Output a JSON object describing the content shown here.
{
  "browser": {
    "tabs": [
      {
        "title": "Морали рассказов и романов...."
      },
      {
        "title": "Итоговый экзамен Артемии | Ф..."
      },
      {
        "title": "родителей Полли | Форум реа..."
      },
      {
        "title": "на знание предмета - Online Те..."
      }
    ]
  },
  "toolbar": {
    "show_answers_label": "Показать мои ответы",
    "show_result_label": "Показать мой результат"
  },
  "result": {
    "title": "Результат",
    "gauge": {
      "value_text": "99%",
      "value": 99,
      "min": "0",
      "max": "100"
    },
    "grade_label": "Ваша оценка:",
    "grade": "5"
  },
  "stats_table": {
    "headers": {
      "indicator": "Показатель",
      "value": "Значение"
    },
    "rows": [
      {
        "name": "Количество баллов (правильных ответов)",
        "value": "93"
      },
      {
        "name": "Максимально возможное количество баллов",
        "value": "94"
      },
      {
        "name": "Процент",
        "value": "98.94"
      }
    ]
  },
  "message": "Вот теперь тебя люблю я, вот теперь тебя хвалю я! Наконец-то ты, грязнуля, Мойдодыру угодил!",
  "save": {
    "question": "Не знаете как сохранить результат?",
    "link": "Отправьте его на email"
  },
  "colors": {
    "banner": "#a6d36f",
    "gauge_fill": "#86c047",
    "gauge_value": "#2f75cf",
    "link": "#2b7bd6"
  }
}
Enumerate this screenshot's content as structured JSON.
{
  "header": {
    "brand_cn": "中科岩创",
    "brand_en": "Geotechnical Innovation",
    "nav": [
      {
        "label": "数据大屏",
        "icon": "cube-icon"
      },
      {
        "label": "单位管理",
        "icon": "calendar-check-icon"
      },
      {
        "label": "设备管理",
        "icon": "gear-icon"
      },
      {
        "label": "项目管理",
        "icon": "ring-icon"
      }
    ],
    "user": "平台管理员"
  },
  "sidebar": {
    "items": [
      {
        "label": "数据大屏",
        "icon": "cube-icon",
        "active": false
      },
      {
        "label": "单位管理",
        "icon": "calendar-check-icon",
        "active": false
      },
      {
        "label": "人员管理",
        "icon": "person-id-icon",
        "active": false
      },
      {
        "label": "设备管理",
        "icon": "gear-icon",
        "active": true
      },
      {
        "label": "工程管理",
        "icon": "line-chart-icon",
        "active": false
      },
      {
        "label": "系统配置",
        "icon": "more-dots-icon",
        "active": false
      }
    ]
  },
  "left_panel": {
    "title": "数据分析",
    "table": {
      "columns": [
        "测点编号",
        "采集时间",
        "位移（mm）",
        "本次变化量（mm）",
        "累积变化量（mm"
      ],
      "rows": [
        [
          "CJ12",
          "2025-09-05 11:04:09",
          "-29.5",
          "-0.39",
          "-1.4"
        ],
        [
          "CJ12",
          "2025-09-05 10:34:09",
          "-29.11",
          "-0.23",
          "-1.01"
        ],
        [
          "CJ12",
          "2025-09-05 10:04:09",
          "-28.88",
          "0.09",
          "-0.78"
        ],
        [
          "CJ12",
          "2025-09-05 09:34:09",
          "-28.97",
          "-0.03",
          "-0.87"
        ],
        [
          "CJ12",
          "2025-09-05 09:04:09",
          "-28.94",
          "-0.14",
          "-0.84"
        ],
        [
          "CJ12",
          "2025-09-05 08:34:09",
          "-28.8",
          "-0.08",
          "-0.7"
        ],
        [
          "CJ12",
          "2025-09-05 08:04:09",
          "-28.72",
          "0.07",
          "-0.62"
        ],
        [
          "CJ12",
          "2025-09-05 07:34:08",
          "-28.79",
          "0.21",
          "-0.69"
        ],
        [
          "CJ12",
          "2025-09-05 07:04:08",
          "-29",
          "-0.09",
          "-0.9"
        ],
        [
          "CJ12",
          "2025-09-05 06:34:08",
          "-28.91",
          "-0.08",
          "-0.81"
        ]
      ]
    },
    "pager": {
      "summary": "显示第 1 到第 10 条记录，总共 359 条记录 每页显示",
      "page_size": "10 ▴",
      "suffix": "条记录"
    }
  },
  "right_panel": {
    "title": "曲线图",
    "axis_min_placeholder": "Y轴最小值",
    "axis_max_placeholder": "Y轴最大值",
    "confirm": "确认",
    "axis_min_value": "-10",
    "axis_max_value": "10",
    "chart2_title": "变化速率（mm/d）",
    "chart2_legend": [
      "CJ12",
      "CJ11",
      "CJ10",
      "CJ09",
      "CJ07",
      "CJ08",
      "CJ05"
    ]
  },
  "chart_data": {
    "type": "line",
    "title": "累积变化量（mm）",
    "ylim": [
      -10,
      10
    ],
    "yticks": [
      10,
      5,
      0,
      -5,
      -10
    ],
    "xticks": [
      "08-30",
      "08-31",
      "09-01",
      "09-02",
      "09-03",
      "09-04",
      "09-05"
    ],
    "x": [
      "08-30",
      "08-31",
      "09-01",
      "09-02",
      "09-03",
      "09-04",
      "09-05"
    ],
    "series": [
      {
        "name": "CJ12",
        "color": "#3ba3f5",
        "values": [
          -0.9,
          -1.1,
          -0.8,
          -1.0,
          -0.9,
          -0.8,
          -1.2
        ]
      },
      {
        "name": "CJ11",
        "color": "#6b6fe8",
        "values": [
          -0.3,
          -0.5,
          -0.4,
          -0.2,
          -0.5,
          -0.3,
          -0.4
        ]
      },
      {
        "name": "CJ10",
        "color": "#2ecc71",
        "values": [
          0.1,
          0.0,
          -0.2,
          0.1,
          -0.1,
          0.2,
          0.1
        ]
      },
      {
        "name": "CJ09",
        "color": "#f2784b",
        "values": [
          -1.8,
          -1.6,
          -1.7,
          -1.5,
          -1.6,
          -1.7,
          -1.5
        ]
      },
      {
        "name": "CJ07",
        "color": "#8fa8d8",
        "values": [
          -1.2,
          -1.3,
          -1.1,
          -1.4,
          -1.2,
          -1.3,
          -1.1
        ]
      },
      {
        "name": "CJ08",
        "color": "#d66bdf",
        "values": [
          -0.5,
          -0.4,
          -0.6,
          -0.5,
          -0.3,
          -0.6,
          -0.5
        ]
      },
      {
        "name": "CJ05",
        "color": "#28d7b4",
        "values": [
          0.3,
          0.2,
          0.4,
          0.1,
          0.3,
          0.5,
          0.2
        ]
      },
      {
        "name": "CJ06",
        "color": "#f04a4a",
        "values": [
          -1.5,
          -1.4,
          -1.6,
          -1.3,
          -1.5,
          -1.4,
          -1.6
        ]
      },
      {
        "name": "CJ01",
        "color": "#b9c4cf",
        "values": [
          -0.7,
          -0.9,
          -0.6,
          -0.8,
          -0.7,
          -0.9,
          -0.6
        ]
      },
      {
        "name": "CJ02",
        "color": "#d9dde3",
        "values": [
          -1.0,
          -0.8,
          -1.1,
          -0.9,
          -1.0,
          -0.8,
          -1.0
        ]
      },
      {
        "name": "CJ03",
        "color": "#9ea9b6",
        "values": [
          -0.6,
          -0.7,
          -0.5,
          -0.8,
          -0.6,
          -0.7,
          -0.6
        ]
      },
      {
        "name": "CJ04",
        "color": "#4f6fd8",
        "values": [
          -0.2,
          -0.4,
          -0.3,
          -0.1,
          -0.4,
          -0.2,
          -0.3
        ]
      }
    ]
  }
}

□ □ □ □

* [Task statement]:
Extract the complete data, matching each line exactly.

* [Response to the exercise]:
Output a JSON object describing the content shown here.
{
  "browser": {
    "tabs": [
      {
        "title": "Морали рассказов и романов...."
      },
      {
        "title": "Итоговый экзамен Артемии | Ф..."
      },
      {
        "title": "родителей Полли | Форум реа..."
      },
      {
        "title": "на знание предмета - Online Те..."
      }
    ]
  },
  "toolbar": {
    "show_answers_label": "Показать мои ответы",
    "show_result_label": "Показать мой результат"
  },
  "result": {
    "title": "Результат",
    "gauge": {
      "value_text": "99%",
      "value": 99,
      "min": "0",
      "max": "100"
    },
    "grade_label": "Ваша оценка:",
    "grade": "5"
  },
  "stats_table": {
    "headers": {
      "indicator": "Показатель",
      "value": "Значение"
    },
    "rows": [
      {
        "name": "Количество баллов (правильных ответов)",
        "value": "93"
      },
      {
        "name": "Максимально возможное количество баллов",
        "value": "94"
      },
      {
        "name": "Процент",
        "value": "98.94"
      }
    ]
  },
  "message": "Вот теперь тебя люблю я, вот теперь тебя хвалю я! Наконец-то ты, грязнуля, Мойдодыру угодил!",
  "save": {
    "question": "Не знаете как сохранить результат?",
    "link": "Отправьте его на email"
  },
  "colors": {
    "banner": "#a6d36f",
    "gauge_fill": "#86c047",
    "gauge_value": "#2f75cf",
    "link": "#2b7bd6"
  }
}
Enumerate this screenshot's content as structured JSON.
{
  "header": {
    "brand_cn": "中科岩创",
    "brand_en": "Geotechnical Innovation",
    "nav": [
      {
        "label": "数据大屏",
        "icon": "cube-icon"
      },
      {
        "label": "单位管理",
        "icon": "calendar-check-icon"
      },
      {
        "label": "设备管理",
        "icon": "gear-icon"
      },
      {
        "label": "项目管理",
        "icon": "ring-icon"
      }
    ],
    "user": "平台管理员"
  },
  "sidebar": {
    "items": [
      {
        "label": "数据大屏",
        "icon": "cube-icon",
        "active": false
      },
      {
        "label": "单位管理",
        "icon": "calendar-check-icon",
        "active": false
      },
      {
        "label": "人员管理",
        "icon": "person-id-icon",
        "active": false
      },
      {
        "label": "设备管理",
        "icon": "gear-icon",
        "active": true
      },
      {
        "label": "工程管理",
        "icon": "line-chart-icon",
        "active": false
      },
      {
        "label": "系统配置",
        "icon": "more-dots-icon",
        "active": false
      }
    ]
  },
  "left_panel": {
    "title": "数据分析",
    "table": {
      "columns": [
        "测点编号",
        "采集时间",
        "位移（mm）",
        "本次变化量（mm）",
        "累积变化量（mm"
      ],
      "rows": [
        [
          "CJ12",
          "2025-09-05 11:04:09",
          "-29.5",
          "-0.39",
          "-1.4"
        ],
        [
          "CJ12",
          "2025-09-05 10:34:09",
          "-29.11",
          "-0.23",
          "-1.01"
        ],
        [
          "CJ12",
          "2025-09-05 10:04:09",
          "-28.88",
          "0.09",
          "-0.78"
        ],
        [
          "CJ12",
          "2025-09-05 09:34:09",
          "-28.97",
          "-0.03",
          "-0.87"
        ],
        [
          "CJ12",
          "2025-09-05 09:04:09",
          "-28.94",
          "-0.14",
          "-0.84"
        ],
        [
          "CJ12",
          "2025-09-05 08:34:09",
          "-28.8",
          "-0.08",
          "-0.7"
        ],
        [
          "CJ12",
          "2025-09-05 08:04:09",
          "-28.72",
          "0.07",
          "-0.62"
        ],
        [
          "CJ12",
          "2025-09-05 07:34:08",
          "-28.79",
          "0.21",
          "-0.69"
        ],
        [
          "CJ12",
          "2025-09-05 07:04:08",
          "-29",
          "-0.09",
          "-0.9"
        ],
        [
          "CJ12",
          "2025-09-05 06:34:08",
          "-28.91",
          "-0.08",
          "-0.81"
        ]
      ]
    },
    "pager": {
      "summary": "显示第 1 到第 10 条记录，总共 359 条记录 每页显示",
      "page_size": "10 ▴",
      "suffix": "条记录"
    }
  },
  "right_panel": {
    "title": "曲线图",
    "axis_min_placeholder": "Y轴最小值",
    "axis_max_placeholder": "Y轴最大值",
    "confirm": "确认",
    "axis_min_value": "-10",
    "axis_max_value": "10",
    "chart2_title": "变化速率（mm/d）",
    "chart2_legend": [
      "CJ12",
      "CJ11",
      "CJ10",
      "CJ09",
      "CJ07",
      "CJ08",
      "CJ05"
    ]
  },
  "chart_data": {
    "type": "line",
    "title": "累积变化量（mm）",
    "ylim": [
      -10,
      10
    ],
    "yticks": [
      10,
      5,
      0,
      -5,
      -10
    ],
    "xticks": [
      "08-30",
      "08-31",
      "09-01",
      "09-02",
      "09-03",
      "09-04",
      "09-05"
    ],
    "x": [
      "08-30",
      "08-31",
      "09-01",
      "09-02",
      "09-03",
      "09-04",
      "09-05"
    ],
    "series": [
      {
        "name": "CJ12",
        "color": "#3ba3f5",
        "values": [
          -0.9,
          -1.1,
          -0.8,
          -1.0,
          -0.9,
          -0.8,
          -1.2
        ]
      },
      {
        "name": "CJ11",
        "color": "#6b6fe8",
        "values": [
          -0.3,
          -0.5,
          -0.4,
          -0.2,
          -0.5,
          -0.3,
          -0.4
        ]
      },
      {
        "name": "CJ10",
        "color": "#2ecc71",
        "values": [
          0.1,
          0.0,
          -0.2,
          0.1,
          -0.1,
          0.2,
          0.1
        ]
      },
      {
        "name": "CJ09",
        "color": "#f2784b",
        "values": [
          -1.8,
          -1.6,
          -1.7,
          -1.5,
          -1.6,
          -1.7,
          -1.5
        ]
      },
      {
        "name": "CJ07",
        "color": "#8fa8d8",
        "values": [
          -1.2,
          -1.3,
          -1.1,
          -1.4,
          -1.2,
          -1.3,
          -1.1
        ]
      },
      {
        "name": "CJ08",
        "color": "#d66bdf",
        "values": [
          -0.5,
          -0.4,
          -0.6,
          -0.5,
          -0.3,
          -0.6,
          -0.5
        ]
      },
      {
        "name": "CJ05",
        "color": "#28d7b4",
        "values": [
          0.3,
          0.2,
          0.4,
          0.1,
          0.3,
          0.5,
          0.2
        ]
      },
      {
        "name": "CJ06",
        "color": "#f04a4a",
        "values": [
          -1.5,
          -1.4,
          -1.6,
          -1.3,
          -1.5,
          -1.4,
          -1.6
        ]
      },
      {
        "name": "CJ01",
        "color": "#b9c4cf",
        "values": [
          -0.7,
          -0.9,
          -0.6,
          -0.8,
          -0.7,
          -0.9,
          -0.6
        ]
      },
      {
        "name": "CJ02",
        "color": "#d9dde3",
        "values": [
          -1.0,
          -0.8,
          -1.1,
          -0.9,
          -1.0,
          -0.8,
          -1.0
        ]
      },
      {
        "name": "CJ03",
        "color": "#9ea9b6",
        "values": [
          -0.6,
          -0.7,
          -0.5,
          -0.8,
          -0.6,
          -0.7,
          -0.6
        ]
      },
      {
        "name": "CJ04",
        "color": "#4f6fd8",
        "values": [
          -0.2,
          -0.4,
          -0.3,
          -0.1,
          -0.4,
          -0.2,
          -0.3
        ]
      }
    ]
  }
}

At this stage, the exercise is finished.